**Materials provided**:
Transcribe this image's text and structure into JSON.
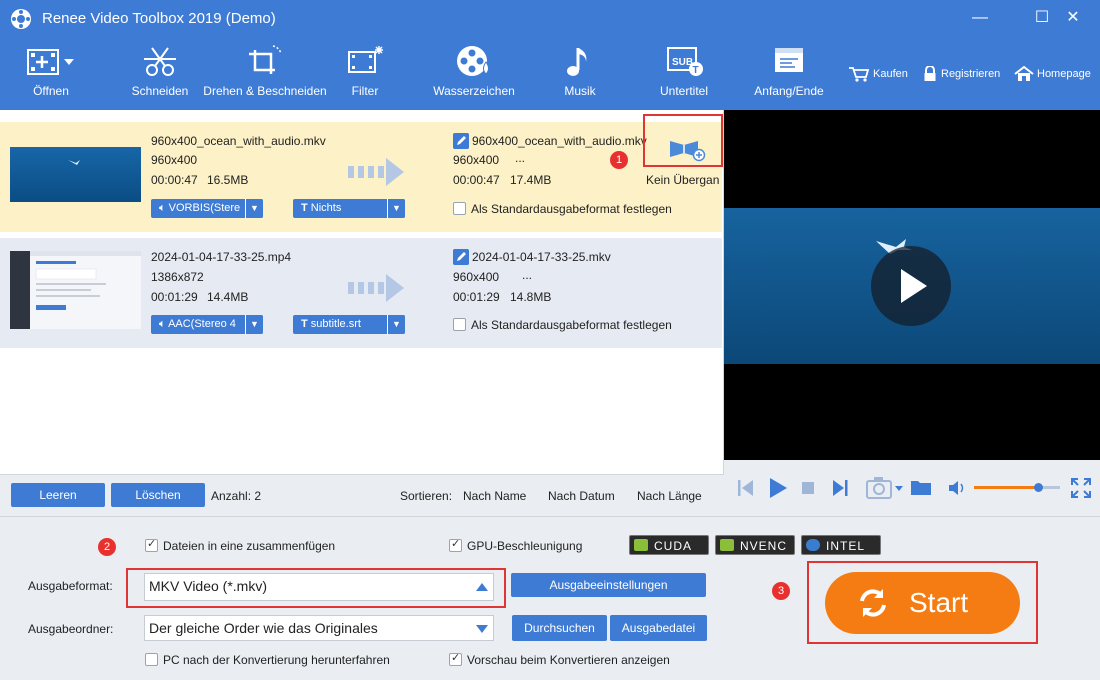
{
  "window": {
    "title": "Renee Video Toolbox 2019 (Demo)",
    "controls": [
      "—",
      "☐",
      "✕"
    ]
  },
  "toolbar": {
    "open": "Öffnen",
    "cut": "Schneiden",
    "rotate_crop": "Drehen & Beschneiden",
    "filter": "Filter",
    "watermark": "Wasserzeichen",
    "music": "Musik",
    "subtitle": "Untertitel",
    "start_end": "Anfang/Ende",
    "buy": "Kaufen",
    "register": "Registrieren",
    "homepage": "Homepage"
  },
  "files": [
    {
      "src_name": "960x400_ocean_with_audio.mkv",
      "src_res": "960x400",
      "src_duration": "00:00:47",
      "src_size": "16.5MB",
      "out_name": "960x400_ocean_with_audio.mkv",
      "out_res": "960x400",
      "out_more": "...",
      "out_duration": "00:00:47",
      "out_size": "17.4MB",
      "transition": "Kein Übergan",
      "audio_track": "VORBIS(Stere",
      "subtitle_track": "Nichts",
      "default_format_label": "Als Standardausgabeformat festlegen"
    },
    {
      "src_name": "2024-01-04-17-33-25.mp4",
      "src_res": "1386x872",
      "src_duration": "00:01:29",
      "src_size": "14.4MB",
      "out_name": "2024-01-04-17-33-25.mkv",
      "out_res": "960x400",
      "out_more": "...",
      "out_duration": "00:01:29",
      "out_size": "14.8MB",
      "audio_track": "AAC(Stereo 4",
      "subtitle_track": "subtitle.srt",
      "default_format_label": "Als Standardausgabeformat festlegen"
    }
  ],
  "list_footer": {
    "clear": "Leeren",
    "delete": "Löschen",
    "count_label": "Anzahl: 2",
    "sort_label": "Sortieren:",
    "sort_name": "Nach Name",
    "sort_date": "Nach Datum",
    "sort_length": "Nach Länge"
  },
  "settings": {
    "merge_label": "Dateien in eine zusammenfügen",
    "gpu_label": "GPU-Beschleunigung",
    "gpu_badges": [
      "CUDA",
      "NVENC",
      "INTEL"
    ],
    "format_label": "Ausgabeformat:",
    "format_value": "MKV Video (*.mkv)",
    "output_settings_btn": "Ausgabeeinstellungen",
    "folder_label": "Ausgabeordner:",
    "folder_value": "Der gleiche Order wie das Originales",
    "browse_btn": "Durchsuchen",
    "output_file_btn": "Ausgabedatei",
    "shutdown_label": "PC nach der Konvertierung herunterfahren",
    "preview_label": "Vorschau beim Konvertieren anzeigen",
    "start_btn": "Start"
  },
  "annotations": [
    "1",
    "2",
    "3"
  ],
  "colors": {
    "accent": "#3e7bd4",
    "row_selected": "#fdf1c7",
    "start": "#f57c13",
    "marker": "#e8312f"
  }
}
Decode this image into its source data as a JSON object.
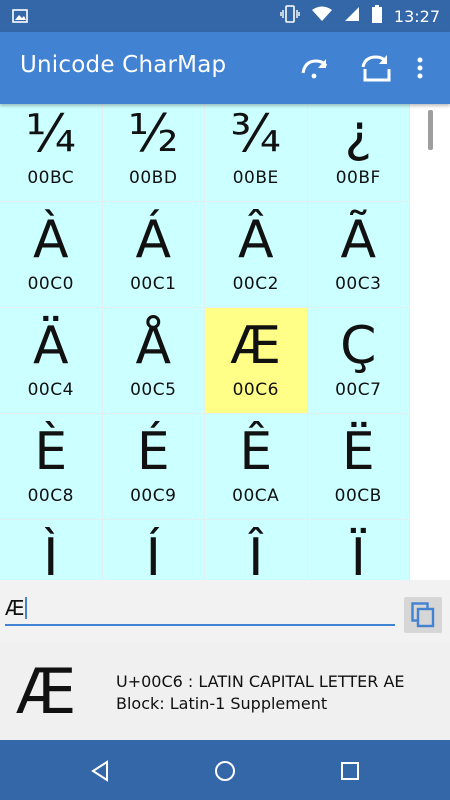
{
  "status_bar": {
    "time": "13:27",
    "icons": [
      "image-icon",
      "vibrate-icon",
      "wifi-icon",
      "signal-icon",
      "battery-icon"
    ]
  },
  "app_bar": {
    "title": "Unicode CharMap",
    "actions": [
      "jump-forward-icon",
      "jump-to-icon",
      "more-vert-icon"
    ]
  },
  "grid": {
    "cells": [
      {
        "glyph": "¼",
        "code": "00BC"
      },
      {
        "glyph": "½",
        "code": "00BD"
      },
      {
        "glyph": "¾",
        "code": "00BE"
      },
      {
        "glyph": "¿",
        "code": "00BF"
      },
      {
        "glyph": "À",
        "code": "00C0"
      },
      {
        "glyph": "Á",
        "code": "00C1"
      },
      {
        "glyph": "Â",
        "code": "00C2"
      },
      {
        "glyph": "Ã",
        "code": "00C3"
      },
      {
        "glyph": "Ä",
        "code": "00C4"
      },
      {
        "glyph": "Å",
        "code": "00C5"
      },
      {
        "glyph": "Æ",
        "code": "00C6",
        "selected": true
      },
      {
        "glyph": "Ç",
        "code": "00C7"
      },
      {
        "glyph": "È",
        "code": "00C8"
      },
      {
        "glyph": "É",
        "code": "00C9"
      },
      {
        "glyph": "Ê",
        "code": "00CA"
      },
      {
        "glyph": "Ë",
        "code": "00CB"
      },
      {
        "glyph": "Ì",
        "code": ""
      },
      {
        "glyph": "Í",
        "code": ""
      },
      {
        "glyph": "Î",
        "code": ""
      },
      {
        "glyph": "Ï",
        "code": ""
      }
    ]
  },
  "input": {
    "value": "Æ"
  },
  "info": {
    "glyph": "Æ",
    "name_line": "U+00C6 : LATIN CAPITAL LETTER AE",
    "block_line": "Block: Latin-1 Supplement"
  },
  "colors": {
    "status_bar": "#3367a8",
    "app_bar": "#4282d3",
    "grid_bg": "#ccffff",
    "selected_bg": "#ffff88"
  }
}
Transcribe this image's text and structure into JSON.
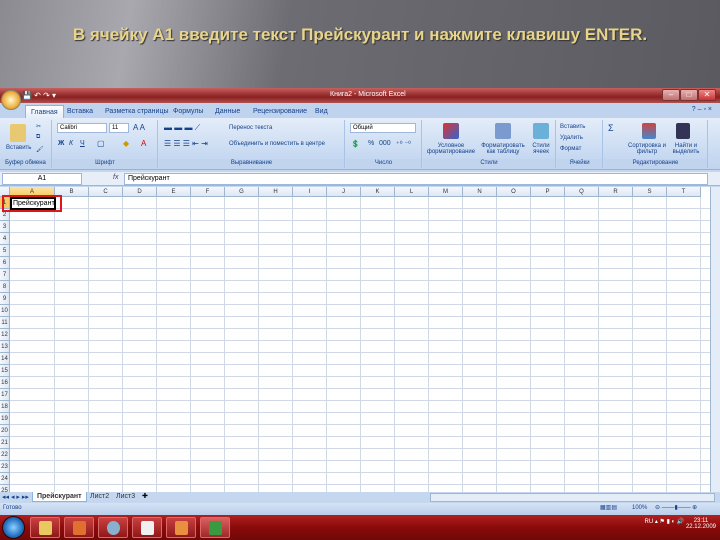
{
  "slide": {
    "title": "В ячейку А1 введите текст Прейскурант и нажмите клавишу ENTER."
  },
  "window": {
    "title": "Книга2 - Microsoft Excel",
    "controls": [
      "–",
      "□",
      "✕"
    ]
  },
  "tabs": [
    "Главная",
    "Вставка",
    "Разметка страницы",
    "Формулы",
    "Данные",
    "Рецензирование",
    "Вид"
  ],
  "active_tab": "Главная",
  "ribbon": {
    "clipboard": {
      "label": "Буфер обмена",
      "paste": "Вставить"
    },
    "font": {
      "label": "Шрифт",
      "name": "Calibri",
      "size": "11",
      "bold": "Ж",
      "italic": "К",
      "underline": "Ч"
    },
    "alignment": {
      "label": "Выравнивание",
      "wrap": "Перенос текста",
      "merge": "Объединить и поместить в центре"
    },
    "number": {
      "label": "Число",
      "format": "Общий",
      "percent": "%",
      "thousands": "000"
    },
    "styles": {
      "label": "Стили",
      "conditional": "Условное форматирование",
      "table": "Форматировать как таблицу",
      "cell": "Стили ячеек"
    },
    "cells": {
      "label": "Ячейки",
      "insert": "Вставить",
      "delete": "Удалить",
      "format": "Формат"
    },
    "editing": {
      "label": "Редактирование",
      "sum": "Σ",
      "sort": "Сортировка и фильтр",
      "find": "Найти и выделить"
    }
  },
  "formula_bar": {
    "name_box": "A1",
    "fx": "fx",
    "value": "Прейскурант"
  },
  "grid": {
    "columns": [
      "A",
      "B",
      "C",
      "D",
      "E",
      "F",
      "G",
      "H",
      "I",
      "J",
      "K",
      "L",
      "M",
      "N",
      "O",
      "P",
      "Q",
      "R",
      "S",
      "T"
    ],
    "rows": [
      "1",
      "2",
      "3",
      "4",
      "5",
      "6",
      "7",
      "8",
      "9",
      "10",
      "11",
      "12",
      "13",
      "14",
      "15",
      "16",
      "17",
      "18",
      "19",
      "20",
      "21",
      "22",
      "23",
      "24",
      "25"
    ],
    "active_cell": "A1",
    "a1_value": "Прейскурант",
    "highlight_color": "#e0161a"
  },
  "sheets": [
    "Прейскурант",
    "Лист2",
    "Лист3"
  ],
  "active_sheet": "Прейскурант",
  "status": {
    "mode": "Готово",
    "zoom": "100%"
  },
  "taskbar": {
    "time": "23:11",
    "date": "22.12.2009",
    "lang": "RU"
  }
}
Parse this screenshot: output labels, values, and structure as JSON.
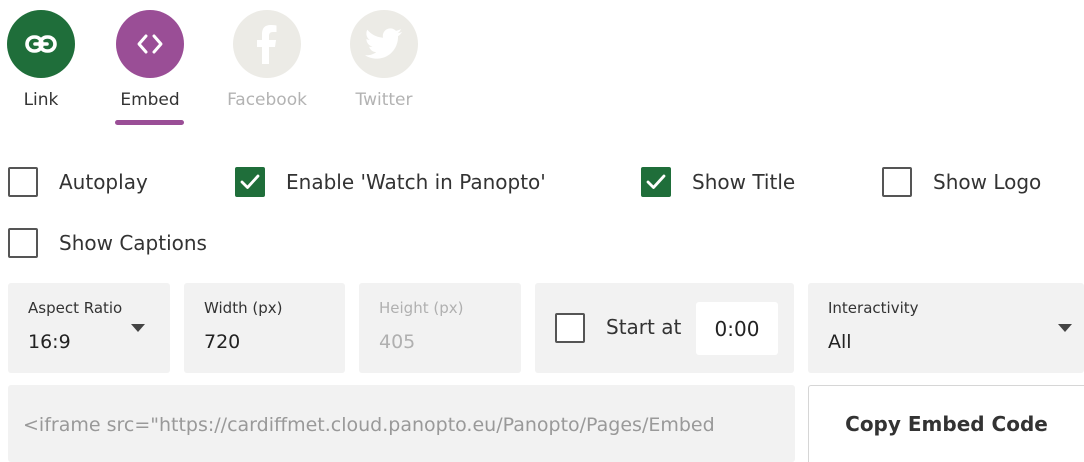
{
  "share_tabs": [
    {
      "label": "Link",
      "icon": "link-icon",
      "state": "enabled",
      "color": "#1f6e3a"
    },
    {
      "label": "Embed",
      "icon": "embed-code-icon",
      "state": "selected",
      "color": "#9a4e96"
    },
    {
      "label": "Facebook",
      "icon": "facebook-icon",
      "state": "disabled",
      "color": "#ecebe6"
    },
    {
      "label": "Twitter",
      "icon": "twitter-icon",
      "state": "disabled",
      "color": "#ecebe6"
    }
  ],
  "options": {
    "autoplay": {
      "label": "Autoplay",
      "checked": false
    },
    "watch_in_panopto": {
      "label": "Enable 'Watch in Panopto'",
      "checked": true
    },
    "show_title": {
      "label": "Show Title",
      "checked": true
    },
    "show_logo": {
      "label": "Show Logo",
      "checked": false
    },
    "show_captions": {
      "label": "Show Captions",
      "checked": false
    }
  },
  "settings": {
    "aspect_ratio": {
      "label": "Aspect Ratio",
      "value": "16:9"
    },
    "width": {
      "label": "Width (px)",
      "value": "720"
    },
    "height": {
      "label": "Height (px)",
      "value": "405"
    },
    "start_at": {
      "label": "Start at",
      "value": "0:00",
      "checked": false
    },
    "interactivity": {
      "label": "Interactivity",
      "value": "All"
    }
  },
  "embed": {
    "code": "<iframe src=\"https://cardiffmet.cloud.panopto.eu/Panopto/Pages/Embed",
    "copy_label": "Copy Embed Code"
  },
  "colors": {
    "accent_green": "#1f6e3a",
    "accent_purple": "#9a4e96",
    "panel_bg": "#f2f2f2"
  }
}
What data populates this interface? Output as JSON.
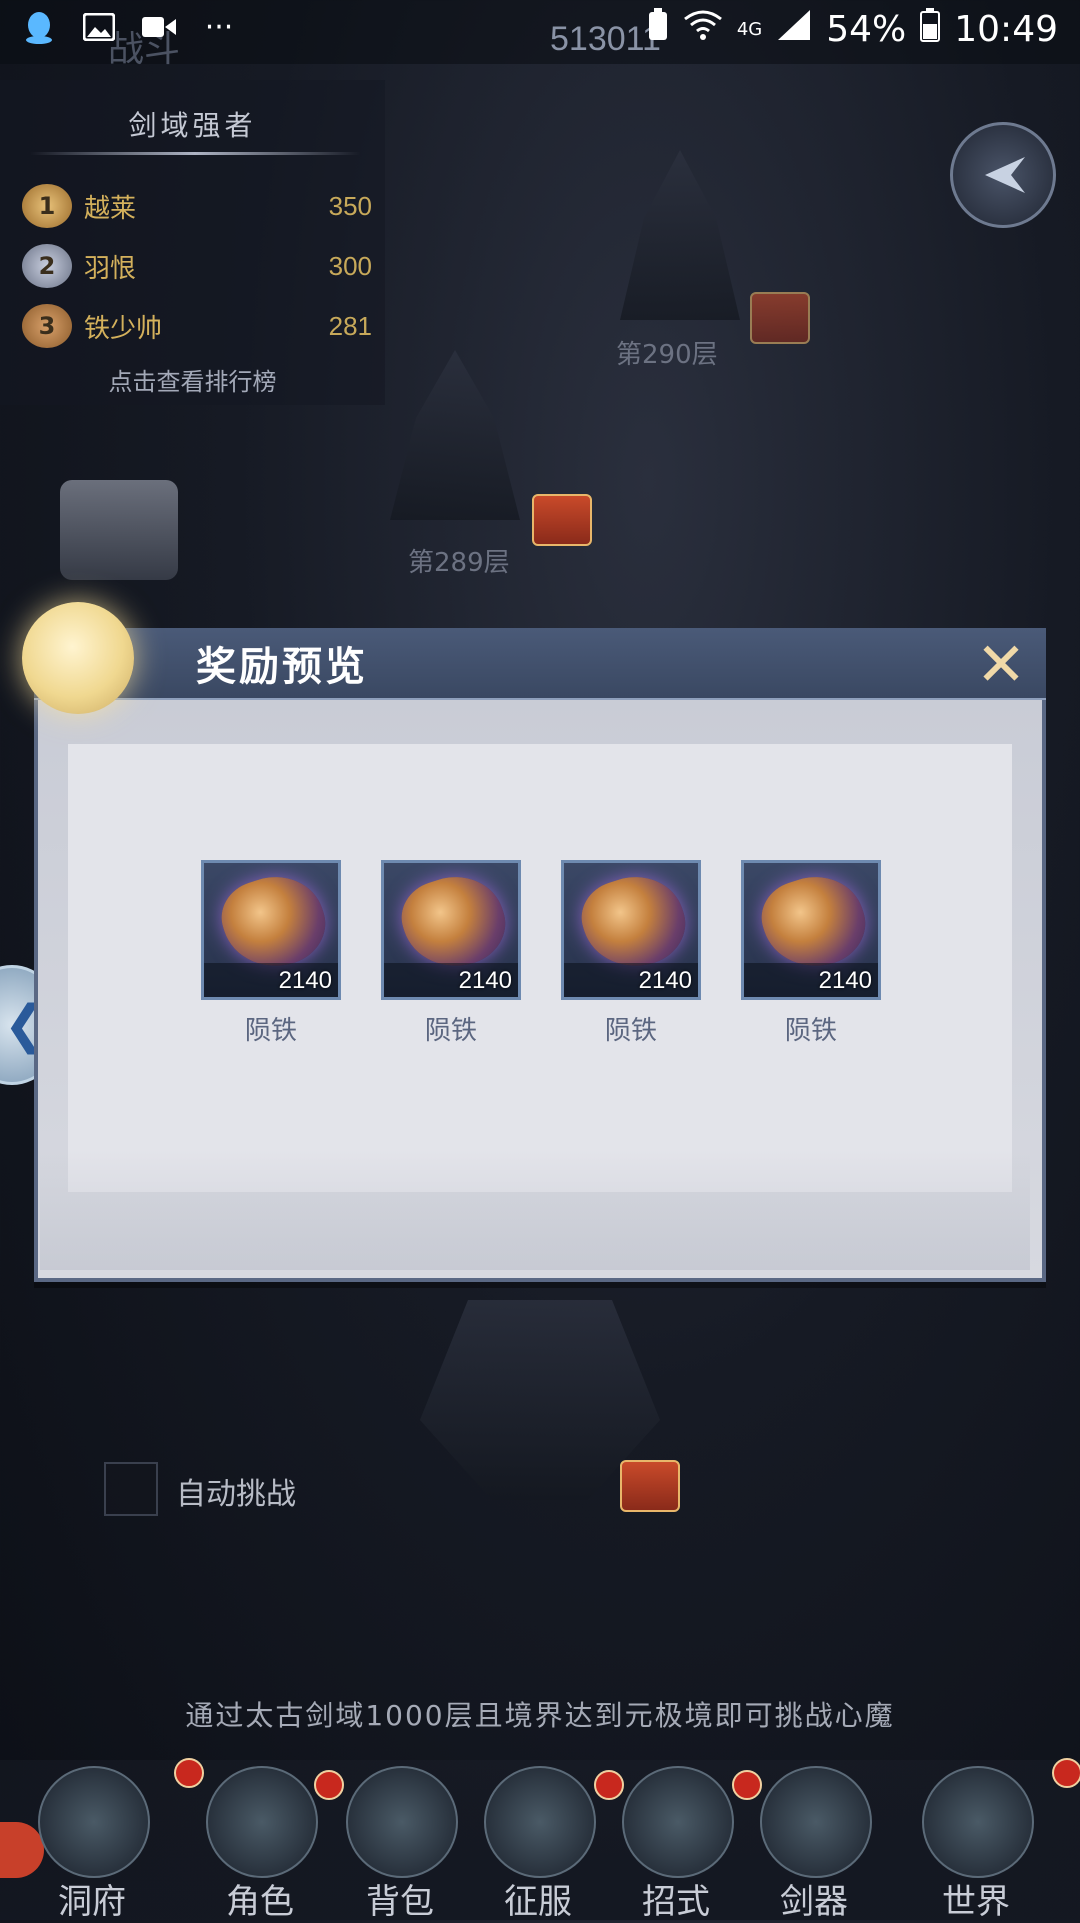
{
  "status_bar": {
    "battery": "54%",
    "time": "10:49",
    "network": "4G",
    "faint_title": "战斗",
    "faint_score": "513011",
    "icons": [
      "qq-icon",
      "image-icon",
      "video-icon",
      "more-icon",
      "battery-saver-icon",
      "wifi-icon",
      "signal-icon",
      "battery-icon"
    ]
  },
  "leaderboard": {
    "title": "剑域强者",
    "entries": [
      {
        "rank": "1",
        "name": "越莱",
        "score": "350"
      },
      {
        "rank": "2",
        "name": "羽恨",
        "score": "300"
      },
      {
        "rank": "3",
        "name": "铁少帅",
        "score": "281"
      }
    ],
    "link": "点击查看排行榜"
  },
  "floors": {
    "floor_a": "第290层",
    "floor_b": "第289层"
  },
  "dialog": {
    "title": "奖励预览",
    "items": [
      {
        "name": "陨铁",
        "count": "2140",
        "icon": "meteoric-iron-icon"
      },
      {
        "name": "陨铁",
        "count": "2140",
        "icon": "meteoric-iron-icon"
      },
      {
        "name": "陨铁",
        "count": "2140",
        "icon": "meteoric-iron-icon"
      },
      {
        "name": "陨铁",
        "count": "2140",
        "icon": "meteoric-iron-icon"
      }
    ]
  },
  "auto_challenge": {
    "label": "自动挑战",
    "checked": false
  },
  "tip": "通过太古剑域1000层且境界达到元极境即可挑战心魔",
  "nav": [
    {
      "label": "洞府",
      "badge": true
    },
    {
      "label": "角色",
      "badge": true
    },
    {
      "label": "背包",
      "badge": true
    },
    {
      "label": "征服",
      "badge": true
    },
    {
      "label": "招式",
      "badge": true
    },
    {
      "label": "剑器",
      "badge": true
    },
    {
      "label": "世界",
      "badge": true
    }
  ],
  "colors": {
    "accent_gold": "#d4b15c",
    "badge_red": "#c8281e",
    "dialog_header": "#3a4862"
  }
}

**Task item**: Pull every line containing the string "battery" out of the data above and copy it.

**Exercise answer**:
      "battery-icon"
    "battery": "54%",
      "battery-saver-icon",
      "battery-icon"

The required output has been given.